▶ **Description of the task**
Reproduce every record precisely, leaving no line out.

-------- Data shown --------

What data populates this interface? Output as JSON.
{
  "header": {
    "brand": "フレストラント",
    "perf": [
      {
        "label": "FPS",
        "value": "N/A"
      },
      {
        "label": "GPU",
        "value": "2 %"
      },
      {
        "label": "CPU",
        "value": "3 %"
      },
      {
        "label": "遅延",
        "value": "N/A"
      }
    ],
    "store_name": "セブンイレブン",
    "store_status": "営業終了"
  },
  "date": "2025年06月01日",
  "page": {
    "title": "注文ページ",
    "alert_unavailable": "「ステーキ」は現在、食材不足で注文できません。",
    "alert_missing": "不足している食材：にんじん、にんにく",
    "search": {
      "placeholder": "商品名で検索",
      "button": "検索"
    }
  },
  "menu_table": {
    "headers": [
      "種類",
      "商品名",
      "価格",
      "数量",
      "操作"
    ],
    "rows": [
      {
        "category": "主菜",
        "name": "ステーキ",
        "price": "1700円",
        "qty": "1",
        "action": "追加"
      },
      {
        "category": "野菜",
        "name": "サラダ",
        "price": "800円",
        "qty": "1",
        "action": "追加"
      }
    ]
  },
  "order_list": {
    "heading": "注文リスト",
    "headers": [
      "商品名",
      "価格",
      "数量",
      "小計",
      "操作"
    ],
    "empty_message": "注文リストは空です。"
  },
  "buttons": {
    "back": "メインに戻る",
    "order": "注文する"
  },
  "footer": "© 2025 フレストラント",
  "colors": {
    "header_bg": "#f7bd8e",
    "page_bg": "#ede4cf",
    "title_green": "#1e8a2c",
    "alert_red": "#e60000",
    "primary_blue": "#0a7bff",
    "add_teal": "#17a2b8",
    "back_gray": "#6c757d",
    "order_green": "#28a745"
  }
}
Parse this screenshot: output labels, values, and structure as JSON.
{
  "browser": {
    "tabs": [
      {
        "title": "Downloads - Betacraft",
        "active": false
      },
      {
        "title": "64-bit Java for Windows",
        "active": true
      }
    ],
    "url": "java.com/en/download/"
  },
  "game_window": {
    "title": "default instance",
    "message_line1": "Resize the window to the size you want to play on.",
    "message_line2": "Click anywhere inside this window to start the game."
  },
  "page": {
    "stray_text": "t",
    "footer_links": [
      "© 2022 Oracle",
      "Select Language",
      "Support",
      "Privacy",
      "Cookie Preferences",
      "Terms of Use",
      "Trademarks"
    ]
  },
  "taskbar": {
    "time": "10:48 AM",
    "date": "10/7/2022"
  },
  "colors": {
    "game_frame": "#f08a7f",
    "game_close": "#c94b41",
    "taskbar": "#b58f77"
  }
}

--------

▶ **Reply to the task**
What data populates this interface? Output as JSON.
{
  "header": {
    "brand": "フレストラント",
    "perf": [
      {
        "label": "FPS",
        "value": "N/A"
      },
      {
        "label": "GPU",
        "value": "2 %"
      },
      {
        "label": "CPU",
        "value": "3 %"
      },
      {
        "label": "遅延",
        "value": "N/A"
      }
    ],
    "store_name": "セブンイレブン",
    "store_status": "営業終了"
  },
  "date": "2025年06月01日",
  "page": {
    "title": "注文ページ",
    "alert_unavailable": "「ステーキ」は現在、食材不足で注文できません。",
    "alert_missing": "不足している食材：にんじん、にんにく",
    "search": {
      "placeholder": "商品名で検索",
      "button": "検索"
    }
  },
  "menu_table": {
    "headers": [
      "種類",
      "商品名",
      "価格",
      "数量",
      "操作"
    ],
    "rows": [
      {
        "category": "主菜",
        "name": "ステーキ",
        "price": "1700円",
        "qty": "1",
        "action": "追加"
      },
      {
        "category": "野菜",
        "name": "サラダ",
        "price": "800円",
        "qty": "1",
        "action": "追加"
      }
    ]
  },
  "order_list": {
    "heading": "注文リスト",
    "headers": [
      "商品名",
      "価格",
      "数量",
      "小計",
      "操作"
    ],
    "empty_message": "注文リストは空です。"
  },
  "buttons": {
    "back": "メインに戻る",
    "order": "注文する"
  },
  "footer": "© 2025 フレストラント",
  "colors": {
    "header_bg": "#f7bd8e",
    "page_bg": "#ede4cf",
    "title_green": "#1e8a2c",
    "alert_red": "#e60000",
    "primary_blue": "#0a7bff",
    "add_teal": "#17a2b8",
    "back_gray": "#6c757d",
    "order_green": "#28a745"
  }
}
Parse this screenshot: output labels, values, and structure as JSON.
{
  "browser": {
    "tabs": [
      {
        "title": "Downloads - Betacraft",
        "active": false
      },
      {
        "title": "64-bit Java for Windows",
        "active": true
      }
    ],
    "url": "java.com/en/download/"
  },
  "game_window": {
    "title": "default instance",
    "message_line1": "Resize the window to the size you want to play on.",
    "message_line2": "Click anywhere inside this window to start the game."
  },
  "page": {
    "stray_text": "t",
    "footer_links": [
      "© 2022 Oracle",
      "Select Language",
      "Support",
      "Privacy",
      "Cookie Preferences",
      "Terms of Use",
      "Trademarks"
    ]
  },
  "taskbar": {
    "time": "10:48 AM",
    "date": "10/7/2022"
  },
  "colors": {
    "game_frame": "#f08a7f",
    "game_close": "#c94b41",
    "taskbar": "#b58f77"
  }
}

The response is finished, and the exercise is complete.